A template is a javascript document which describes the behavior of your virtual device during the simulation.

Once we have figured out what our device lifecycle looks like and what kind of device state variables we will have, we can jump to writing templates. A template is essentially a javascript document which describes how your virtual device will behave during simulation. Every aspect of device behavior which needs to be modeled should be described in the template.

How are the Templates used in the simulation? When a simulation is started, the simulation engine will parse the template and create virtual devices out of it. Each virtual device will have its own memory, state, and connect to the IoT cloud platform, until your simulation is running. Following diagram describes the instantiation of the template.

Generation of virtual objects from a single template

If you are familiar with C++ or any other object oriented design, think of templates as Classes and virtual devices as Objects. Once a template is defined, you could create as many instances of it as you want.

The template document contains information about messages to be sent to the cloud platform and connectivity information, as well as credentials. When you are writing a template, you will need to define javascript functions. At the end, the function must return the payload which should be sent to your IoT cloud platform. Each of the template function is passed an individual javascript object called state which could be used to hold device specific parameters.

Here is a diagram which explains how the functions within a template are invoked during the simulation run.

The setup function in the template is triggered as the very first function before even the connection is established from the backend. Use this function to retrieve values from persistent storage, initialize one time variables and assign some random names. The setup function doesn't need to return any value.

Once the setup is done, the message function will be invoked with the same state object which was passed earlier. The message function is the core function of the simulation and will define most of the simulation logic. The function is invoked for the specified number of iterations in the template run. The duration between each iteration is also configurable and needs to be specified in the template run parameters.

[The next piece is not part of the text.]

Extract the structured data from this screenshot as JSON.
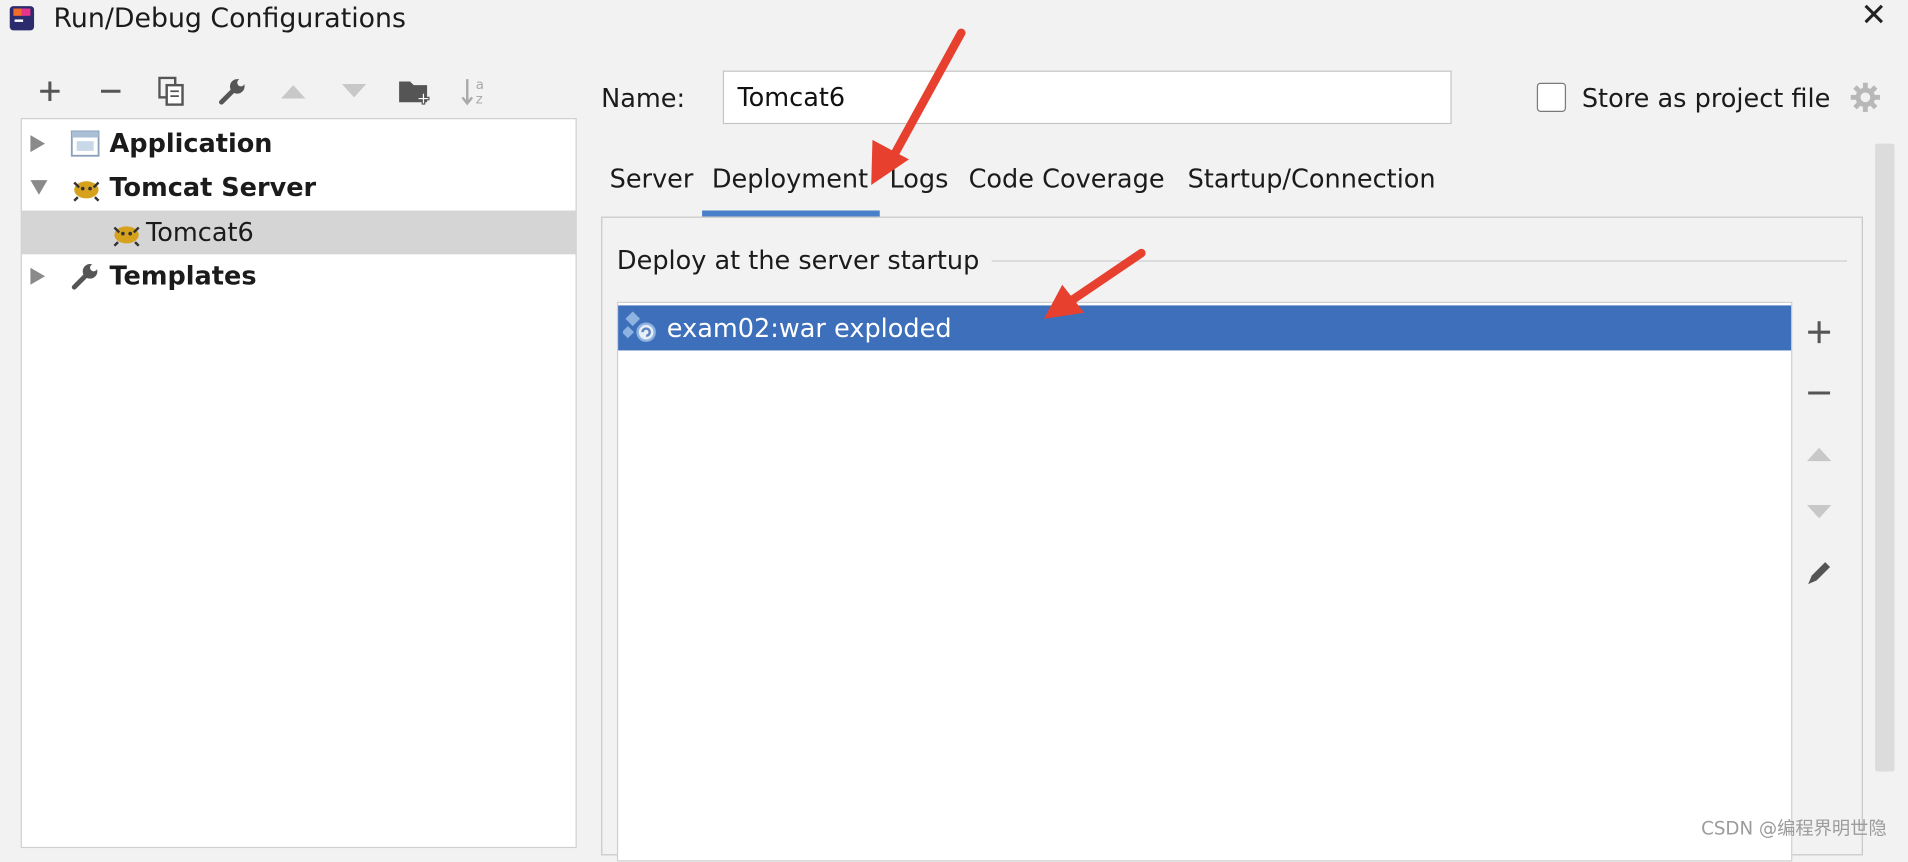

Should we describe the entire behavior of a device into the single template? Not necessarily. A template could correspond to a single lifecycle event such as software download, user interaction etc. E.g. in the light bulb scenarion we saw earlier, we could create several template for each lifecycle stage or combine all into a single one. So what should be the standard practice? In our recommendation, each template should describe at least one lifecycle stage of the simulated device which can be independently run. E.g. Software update could be simulated using a single template. However, user interaction should be prohibited during the software update. In order to implement this, software update template will create a glob storage variable in order to notify any other templates that the software is currently updating.